African Venus, Said Abdullah & the Sculpture of Charles Cordier

 

"African Venus" by Charles Henri Joseph CordierSaïd Abdullah of the Mayac, Kingdom of the Darfur by Chales Cordier

“African Venus” was created by the sculptor Charles Henri Joseph Cordier in bronze in 1851.  The sculpture was created as a companion piece to an earlier work created by Charles Cordier entitled “Said Abdullah of the Mayac, Kingdom of the Darfur”.  The model was a young African woman by the name of Seïd Enkess who was a former slave in France.  Both busts became popular after France abolished slavery in 1848.  Charles Cordier himself was sympathetic to the abolitionist movement and believed in the beauty and equality of all races.

“Saïd Abdullah of the Mayac, Kingdom of the Darfur” was his first successful bust and was sculpted in 1848 and displayed at the Paris Salon.  After the creation of these two sculptures, Charles Cordier served as the official sculptor of Paris’s National History Museum from 1851 to 1866.  There, for the new Ethnographic Gallery that is now housed at Musee de L’Homme, he created a series of beautiful and lifelike busts.

Charles Henri Joseph Cordier

Charles Henri Joseph Cordier, Ethnographic Sculptor

Charles Henri Joseph Cordier was considered the leading Ethnographic Sculptor in 19th Century France.  Ethonography is a historical science that studies ethnic groups and other ethnic formations and their material and spiritual culture.  His work was admired by critics and other artist during the 19th Century but he often had to defend the subjects of his sculptures and the materials he used in the creation of his artwork.  As a result, his work fell out of favor and into obscurity during the 20th Century.

“African Venus” and “Said Abdullah” were respected in the 19th Century after the abolishment of slavery came to represent expressions of human pride and dignity in the face of grave injustice.  These were the first two of fifteen busts created for the French state and these powerful expressions of nobility and dignity were also purchased by dignitaries such as Queen Victoria and the Museum of Natural History in France.

There are two busts that were sculpted by Charles Henri Joseph Cordier and cast by the Paris foundry Eck and Durand in 1852 at the Walters Art Museum in Baltimore, MD.  Plan a visit to view them in person!
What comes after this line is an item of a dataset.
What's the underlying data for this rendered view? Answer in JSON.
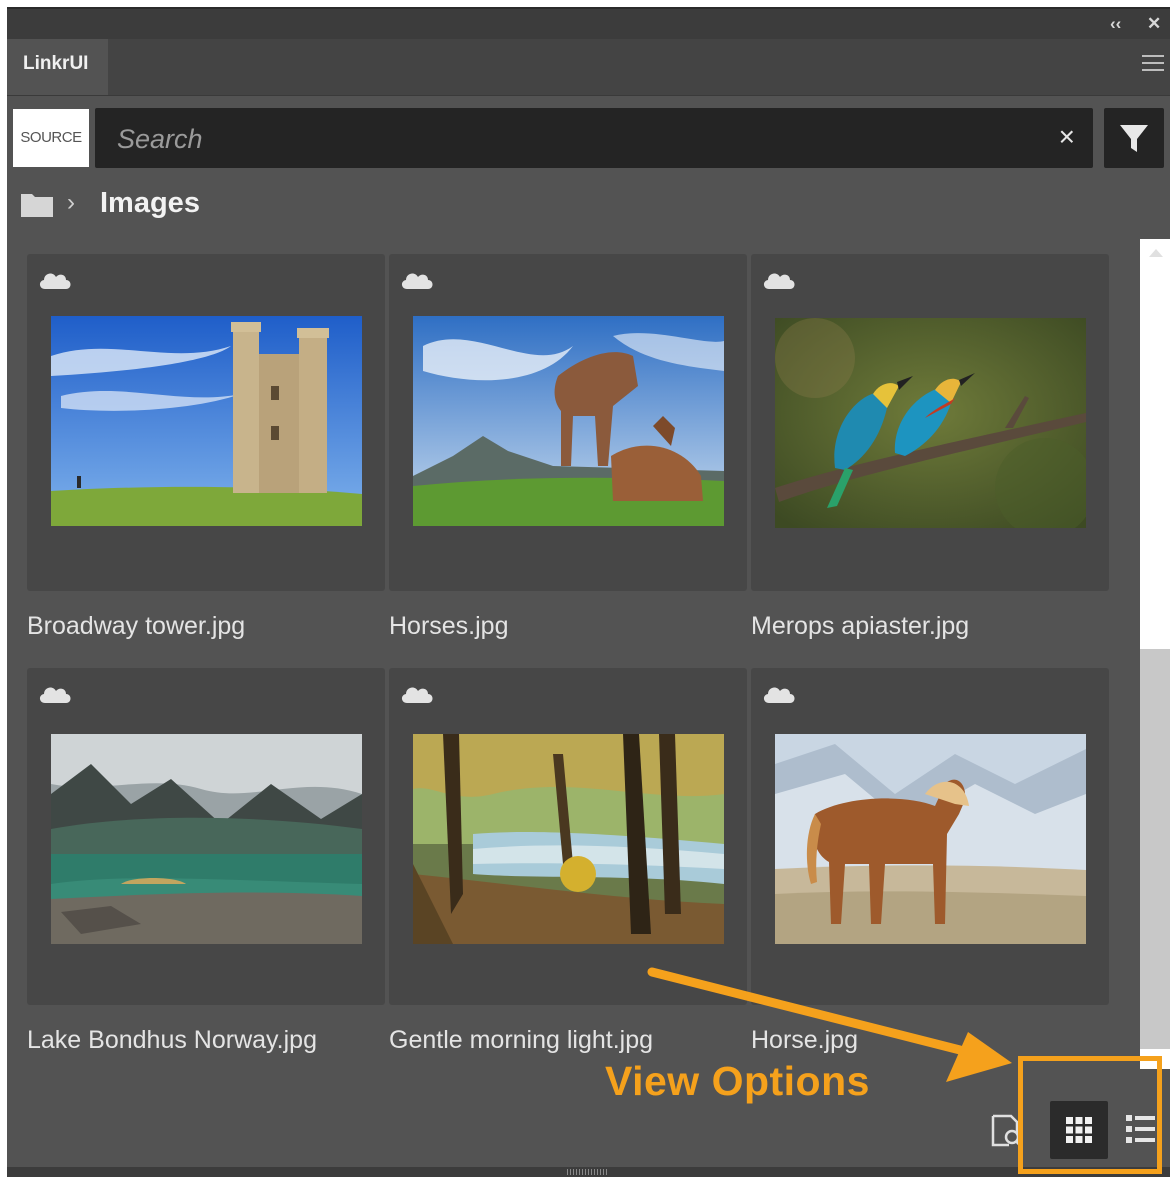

The Walters Art Museum
600 N. Charles Street
Baltimore, MD 21201

Phone: 410-547-9000


Related Posts Plugin for WordPress, Blogger...